1 Rodgers does note a key qualification that Nozick built into his theory: if the original distribution of goods violates free-market principles—as in a slave society—then all that follows is unjust as well. At this point in Nozick's system, Rodgers observes, “history brought logic to a stop” (190).
2 Rodgers, Daniel T., Contested Truths: Keywords in American Politics since Independence (New York, 1987).
3 On this point, see the reviews of Age of Fracture by Michael O'Brien (Times Literary Supplement, 29 July 2011, 8–9); and Lisa Szefel in the History News Network website, HNN, 24 Feb. 2011; and the follow-up discussion in the blog of the Society for US Intellectual History, 4 March 2011, at http://us-intellectual-history.blogspot.com/2011/03/szefel-on-age-of-fracture.html. These reviews came to my notice after my own was essentially completed.
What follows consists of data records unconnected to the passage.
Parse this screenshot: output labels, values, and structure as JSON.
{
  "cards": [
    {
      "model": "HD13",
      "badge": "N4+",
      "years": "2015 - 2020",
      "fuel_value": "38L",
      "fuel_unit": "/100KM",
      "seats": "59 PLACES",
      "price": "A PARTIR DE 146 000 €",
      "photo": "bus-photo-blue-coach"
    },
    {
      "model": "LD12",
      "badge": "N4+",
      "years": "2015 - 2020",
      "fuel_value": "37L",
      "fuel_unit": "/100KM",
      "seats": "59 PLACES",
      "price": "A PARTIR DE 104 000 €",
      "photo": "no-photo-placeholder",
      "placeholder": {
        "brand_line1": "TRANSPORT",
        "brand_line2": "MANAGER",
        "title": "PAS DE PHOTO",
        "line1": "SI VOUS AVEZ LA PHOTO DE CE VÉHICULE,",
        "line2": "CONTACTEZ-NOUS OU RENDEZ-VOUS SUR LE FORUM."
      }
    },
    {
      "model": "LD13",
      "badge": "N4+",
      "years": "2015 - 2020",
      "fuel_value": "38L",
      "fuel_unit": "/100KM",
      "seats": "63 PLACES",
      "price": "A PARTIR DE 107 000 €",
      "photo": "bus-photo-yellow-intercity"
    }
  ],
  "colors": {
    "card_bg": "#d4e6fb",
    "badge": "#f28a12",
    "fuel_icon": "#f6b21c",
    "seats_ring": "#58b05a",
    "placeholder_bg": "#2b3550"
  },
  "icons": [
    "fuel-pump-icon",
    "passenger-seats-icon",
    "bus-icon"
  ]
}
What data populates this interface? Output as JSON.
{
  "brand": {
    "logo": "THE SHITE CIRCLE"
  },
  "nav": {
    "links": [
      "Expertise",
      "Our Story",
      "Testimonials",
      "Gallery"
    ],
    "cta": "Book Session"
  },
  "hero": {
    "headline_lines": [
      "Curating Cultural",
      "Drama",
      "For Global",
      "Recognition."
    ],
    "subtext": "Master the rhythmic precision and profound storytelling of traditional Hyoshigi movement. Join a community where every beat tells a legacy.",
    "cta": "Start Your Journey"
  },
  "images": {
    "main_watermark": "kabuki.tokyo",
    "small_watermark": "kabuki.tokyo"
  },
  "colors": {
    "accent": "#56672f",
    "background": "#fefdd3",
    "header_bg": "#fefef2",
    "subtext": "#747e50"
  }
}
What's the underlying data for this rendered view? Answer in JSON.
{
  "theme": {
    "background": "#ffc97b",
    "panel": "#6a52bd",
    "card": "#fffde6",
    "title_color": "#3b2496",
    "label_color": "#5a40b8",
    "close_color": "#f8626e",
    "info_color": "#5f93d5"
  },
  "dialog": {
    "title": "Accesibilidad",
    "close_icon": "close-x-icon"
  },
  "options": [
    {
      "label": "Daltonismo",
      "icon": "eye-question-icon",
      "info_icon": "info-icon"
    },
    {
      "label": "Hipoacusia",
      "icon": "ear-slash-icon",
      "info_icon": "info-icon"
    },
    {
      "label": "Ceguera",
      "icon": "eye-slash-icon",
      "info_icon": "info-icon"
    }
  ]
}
4 By contrast, Rodgers's Atlantic Crossings: Social Politics in a Progressive Age (New York, 1987) is a pathbreaking cross-cultural study. On this point, too, see Michael O'Brien's TLS review.
5 Quoted in Dumenil, Lynn, The Modern Temper: American Culture and Society in the 1920s (New York, 1995), 11.
6 Returning later to the differences between “vulgar” and “philosophical” pragmatism, Kloppenberg notes that sometimes “it can be hard to distinguish in practice between the two” (193).
7 A comparison of how each author treats Rawls's work would make an intriguing assignment for a graduate historiography seminar.
9 Scott, Janny, A Singular Woman: The Untold Story of Barack Obama's Mother (New York, 2011).
10 Obama, Barack, Dreams from My Father: A Story of Race and Inheritance (New York, 1995), 27–8, 47, 48.
11 Comments one participant in an online discussion of Reading Obama, “It was so dense and intellectual that I decided to take fiction breaks in order to refresh my reading brain.”
** Sadly, on 17 March 2012, several months after he delivered this review essay, Paul Boyer passed away.